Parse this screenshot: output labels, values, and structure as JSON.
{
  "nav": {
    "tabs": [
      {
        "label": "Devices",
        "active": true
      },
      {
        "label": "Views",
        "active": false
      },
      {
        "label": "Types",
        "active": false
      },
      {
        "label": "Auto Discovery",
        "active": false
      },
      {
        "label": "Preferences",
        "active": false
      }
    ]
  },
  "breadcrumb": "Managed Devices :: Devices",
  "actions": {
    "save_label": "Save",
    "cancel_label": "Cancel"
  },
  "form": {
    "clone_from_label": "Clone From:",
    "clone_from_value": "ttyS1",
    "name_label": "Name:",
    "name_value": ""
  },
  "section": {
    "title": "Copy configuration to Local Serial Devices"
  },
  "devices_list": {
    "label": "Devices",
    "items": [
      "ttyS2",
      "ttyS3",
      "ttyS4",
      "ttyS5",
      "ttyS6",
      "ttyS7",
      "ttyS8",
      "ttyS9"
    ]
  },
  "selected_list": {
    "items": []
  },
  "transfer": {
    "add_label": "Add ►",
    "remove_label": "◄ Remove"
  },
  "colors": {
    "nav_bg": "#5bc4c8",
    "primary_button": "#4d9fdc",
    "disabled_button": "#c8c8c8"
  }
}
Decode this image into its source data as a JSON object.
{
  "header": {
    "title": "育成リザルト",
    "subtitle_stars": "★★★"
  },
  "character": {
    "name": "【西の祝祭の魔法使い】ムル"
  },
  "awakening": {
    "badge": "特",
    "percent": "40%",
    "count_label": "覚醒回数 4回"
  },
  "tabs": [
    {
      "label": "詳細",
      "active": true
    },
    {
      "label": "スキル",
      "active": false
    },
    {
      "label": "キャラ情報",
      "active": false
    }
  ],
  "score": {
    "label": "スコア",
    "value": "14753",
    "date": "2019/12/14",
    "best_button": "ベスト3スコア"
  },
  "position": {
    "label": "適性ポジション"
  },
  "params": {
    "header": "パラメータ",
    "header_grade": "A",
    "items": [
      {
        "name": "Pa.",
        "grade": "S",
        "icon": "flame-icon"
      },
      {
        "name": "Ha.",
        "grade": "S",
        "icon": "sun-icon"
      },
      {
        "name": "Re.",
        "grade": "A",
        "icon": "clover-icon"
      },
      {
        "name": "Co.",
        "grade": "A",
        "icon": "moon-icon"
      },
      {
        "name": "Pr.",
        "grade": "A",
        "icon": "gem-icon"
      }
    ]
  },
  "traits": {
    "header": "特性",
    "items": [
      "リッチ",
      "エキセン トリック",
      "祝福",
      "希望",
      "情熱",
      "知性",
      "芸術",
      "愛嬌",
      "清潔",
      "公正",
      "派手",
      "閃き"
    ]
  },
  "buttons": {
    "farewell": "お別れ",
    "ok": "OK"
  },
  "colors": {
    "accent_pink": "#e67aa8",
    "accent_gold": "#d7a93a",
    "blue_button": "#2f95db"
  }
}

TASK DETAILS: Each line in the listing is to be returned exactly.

FINAL ANSWER:
Parse this screenshot: output labels, values, and structure as JSON.
{
  "nav": {
    "tabs": [
      {
        "label": "Devices",
        "active": true
      },
      {
        "label": "Views",
        "active": false
      },
      {
        "label": "Types",
        "active": false
      },
      {
        "label": "Auto Discovery",
        "active": false
      },
      {
        "label": "Preferences",
        "active": false
      }
    ]
  },
  "breadcrumb": "Managed Devices :: Devices",
  "actions": {
    "save_label": "Save",
    "cancel_label": "Cancel"
  },
  "form": {
    "clone_from_label": "Clone From:",
    "clone_from_value": "ttyS1",
    "name_label": "Name:",
    "name_value": ""
  },
  "section": {
    "title": "Copy configuration to Local Serial Devices"
  },
  "devices_list": {
    "label": "Devices",
    "items": [
      "ttyS2",
      "ttyS3",
      "ttyS4",
      "ttyS5",
      "ttyS6",
      "ttyS7",
      "ttyS8",
      "ttyS9"
    ]
  },
  "selected_list": {
    "items": []
  },
  "transfer": {
    "add_label": "Add ►",
    "remove_label": "◄ Remove"
  },
  "colors": {
    "nav_bg": "#5bc4c8",
    "primary_button": "#4d9fdc",
    "disabled_button": "#c8c8c8"
  }
}
Decode this image into its source data as a JSON object.
{
  "header": {
    "title": "育成リザルト",
    "subtitle_stars": "★★★"
  },
  "character": {
    "name": "【西の祝祭の魔法使い】ムル"
  },
  "awakening": {
    "badge": "特",
    "percent": "40%",
    "count_label": "覚醒回数 4回"
  },
  "tabs": [
    {
      "label": "詳細",
      "active": true
    },
    {
      "label": "スキル",
      "active": false
    },
    {
      "label": "キャラ情報",
      "active": false
    }
  ],
  "score": {
    "label": "スコア",
    "value": "14753",
    "date": "2019/12/14",
    "best_button": "ベスト3スコア"
  },
  "position": {
    "label": "適性ポジション"
  },
  "params": {
    "header": "パラメータ",
    "header_grade": "A",
    "items": [
      {
        "name": "Pa.",
        "grade": "S",
        "icon": "flame-icon"
      },
      {
        "name": "Ha.",
        "grade": "S",
        "icon": "sun-icon"
      },
      {
        "name": "Re.",
        "grade": "A",
        "icon": "clover-icon"
      },
      {
        "name": "Co.",
        "grade": "A",
        "icon": "moon-icon"
      },
      {
        "name": "Pr.",
        "grade": "A",
        "icon": "gem-icon"
      }
    ]
  },
  "traits": {
    "header": "特性",
    "items": [
      "リッチ",
      "エキセン トリック",
      "祝福",
      "希望",
      "情熱",
      "知性",
      "芸術",
      "愛嬌",
      "清潔",
      "公正",
      "派手",
      "閃き"
    ]
  },
  "buttons": {
    "farewell": "お別れ",
    "ok": "OK"
  },
  "colors": {
    "accent_pink": "#e67aa8",
    "accent_gold": "#d7a93a",
    "blue_button": "#2f95db"
  }
}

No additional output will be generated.